My Experience With Out In The Bay
Out in the Bay (OITB) is an organisation that supports members of the LGBT community, supports with drug and alcohol misuse and those living with long term sexual health conditions. The support is offered in a range of ways such as one to one support, drop-in sessions, social groups and awareness training. OITB is an all-inclusive organisation that doesn’t exclude anyone who may need help and support tailoring this to the person seeking help. OITB offers volunteering opportunities which include an in-depth training programme which students start their placement with.
It is hard to really pinpoint what you, as a student will be doing at OITB as every day is different. The first week as a student you will be looking at the organisation’s policies and procedures, completing e-training, and reading the service users’ files. I found this to be interesting as it gave an insight onto the work that you will be doing, gave background information on the people you will be supporting and helped you to understand the OITB way of doing things. The idea behind asking a student to read a large folder of policies is to high light that there is some reasons why OITB do things the way they do and to inform you and is professional. I however, did find this to be tedious and I would rather have spent the first morning meeting the team and shadowing other workers and breaking down the policy reading into smaller chunks. The e-training is a great chance to refresh your mind on important topics while working in this sector. I enjoyed the e-training and felt quite proud to have the number of development certificates so early on in my placement.
After you have settled in completed the training you will start to meet the service users. I have learnt a lot from the people that I have worked with. They are a diverse mix of people. I key day was when I spent the morning working with a young person who is going through transition and then spent the afternoon talking to an adult about their identity. You will gain a high understanding of risk and how to manage possible risks safely for the person or for yourself. I had to learn quickly about de-escalation, reasons behind addiction, issues that the LGBT community may face and why they need specialist support from OITB.

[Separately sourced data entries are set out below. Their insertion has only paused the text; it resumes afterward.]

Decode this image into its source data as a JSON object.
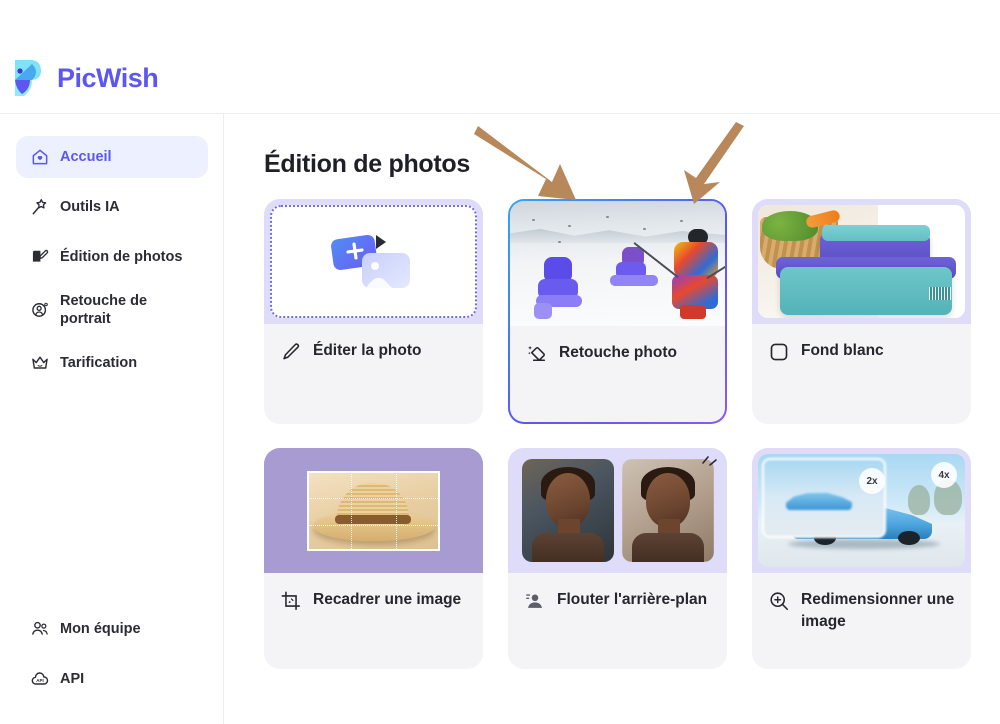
{
  "header": {
    "brand": "PicWish",
    "logo_icon": "picwish-bird-logo"
  },
  "sidebar": {
    "top_items": [
      {
        "label": "Accueil",
        "icon": "home-heart-icon",
        "active": true
      },
      {
        "label": "Outils IA",
        "icon": "magic-wand-icon",
        "active": false
      },
      {
        "label": "Édition de photos",
        "icon": "photo-edit-icon",
        "active": false
      },
      {
        "label": "Retouche de\nportrait",
        "icon": "portrait-retouch-icon",
        "active": false
      },
      {
        "label": "Tarification",
        "icon": "crown-icon",
        "active": false
      }
    ],
    "bottom_items": [
      {
        "label": "Mon équipe",
        "icon": "team-people-icon"
      },
      {
        "label": "API",
        "icon": "api-cloud-icon"
      }
    ]
  },
  "main": {
    "page_title": "Édition de photos",
    "cards": [
      {
        "label": "Éditer la photo",
        "icon": "pencil-icon",
        "thumb": "upload-dropzone",
        "selected": false
      },
      {
        "label": "Retouche photo",
        "icon": "eraser-sparkle-icon",
        "thumb": "ski-photo",
        "selected": true
      },
      {
        "label": "Fond blanc",
        "icon": "square-outline-icon",
        "thumb": "lunchbox-product-photo",
        "selected": false
      },
      {
        "label": "Recadrer une image",
        "icon": "crop-icon",
        "thumb": "straw-hat-crop-photo",
        "selected": false
      },
      {
        "label": "Flouter l'arrière-plan",
        "icon": "portrait-blur-icon",
        "thumb": "portrait-pair-photo",
        "selected": false
      },
      {
        "label": "Redimensionner une image",
        "icon": "zoom-in-icon",
        "thumb": "car-upscale-photo",
        "selected": false
      }
    ],
    "upscale_badges": {
      "small": "2x",
      "large": "4x"
    }
  },
  "annotations": {
    "arrow_color": "#B8875A",
    "arrows": [
      {
        "name": "arrow-pointing-to-retouche-card-left",
        "direction": "down-right"
      },
      {
        "name": "arrow-pointing-to-retouche-card-right",
        "direction": "down-left"
      }
    ]
  },
  "colors": {
    "accent_purple": "#5B57F0",
    "active_nav_bg": "#EDF0FE",
    "card_bg": "#F4F4F6",
    "thumb_lavender": "#DEDCF8",
    "text_dark": "#26262E"
  }
}
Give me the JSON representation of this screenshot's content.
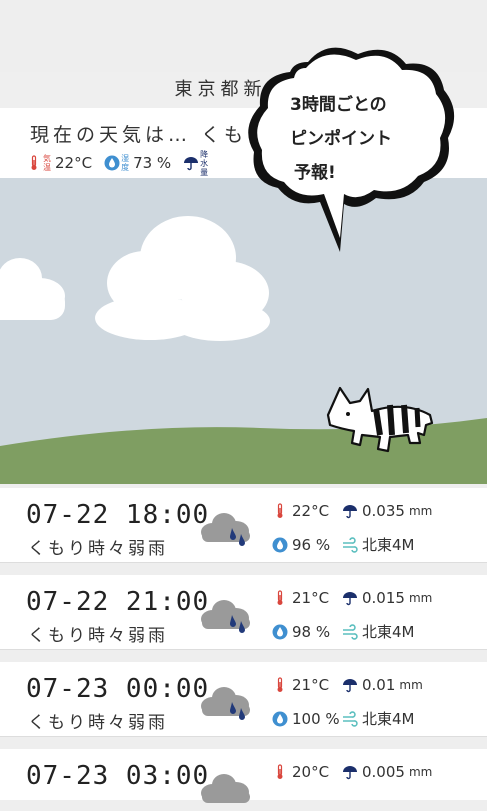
{
  "location": "東京都新宿区",
  "current": {
    "title": "現在の天気は… くもり",
    "temp_label": "気温",
    "temp": "22°C",
    "humidity_label": "湿度",
    "humidity": "73 %",
    "precip_label": "降水量"
  },
  "bubble": {
    "line1": "3時間ごとの",
    "line2": "ピンポイント",
    "line3": "予報!"
  },
  "forecast": [
    {
      "time": "07-22 18:00",
      "condition": "くもり時々弱雨",
      "temp": "22°C",
      "precip": "0.035",
      "precip_unit": "mm",
      "humidity": "96 %",
      "wind": "北東4M"
    },
    {
      "time": "07-22 21:00",
      "condition": "くもり時々弱雨",
      "temp": "21°C",
      "precip": "0.015",
      "precip_unit": "mm",
      "humidity": "98 %",
      "wind": "北東4M"
    },
    {
      "time": "07-23 00:00",
      "condition": "くもり時々弱雨",
      "temp": "21°C",
      "precip": "0.01",
      "precip_unit": "mm",
      "humidity": "100 %",
      "wind": "北東4M"
    },
    {
      "time": "07-23 03:00",
      "condition": "",
      "temp": "20°C",
      "precip": "0.005",
      "precip_unit": "mm",
      "humidity": "",
      "wind": ""
    }
  ],
  "colors": {
    "sky": "#cfd8df",
    "grass": "#7f9e62",
    "temp_icon": "#d9463d",
    "drop_icon": "#3f8fd0",
    "umbrella_icon": "#1b2f6b",
    "wind_icon": "#5cbfbf",
    "rain_drop": "#223a7a"
  },
  "icons": {
    "temp": "thermometer-icon",
    "humidity": "water-drop-icon",
    "precip": "umbrella-icon",
    "wind": "wind-icon",
    "weather": "cloud-rain-icon"
  }
}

At OITB you are given a lot of opportunities to meet other organisations that offer other support to people within the local area. I have recently attended a forum for ‘users’ where professionals are not normally allowed into. This gave me some great insight into what my potential service users may need from me in the future. This also allowed me to challenge my own values and perceptions about this service user group. I feel that you need to be ready for being challenged.
Although OITB does some serious work, I feel that it is important to mention that you can laugh here and not a day goes by without us laughing about something which is a welcome break from the seriousness of the work we do. There is an open atmosphere in the office where I have felt that you can ask about anything, where no question is ever seen as a stupid one and any issues, personal or professional, can be talked about. I have felt so supported at OITB by the whole team.
I have enjoyed my time at OITB although I haven’t been here that long. I now leave with a lot more knowledge than I started with and I know that I can ring whenever I need specialist support in the future.
Thank you everyone at OITB (including the amazing PEs)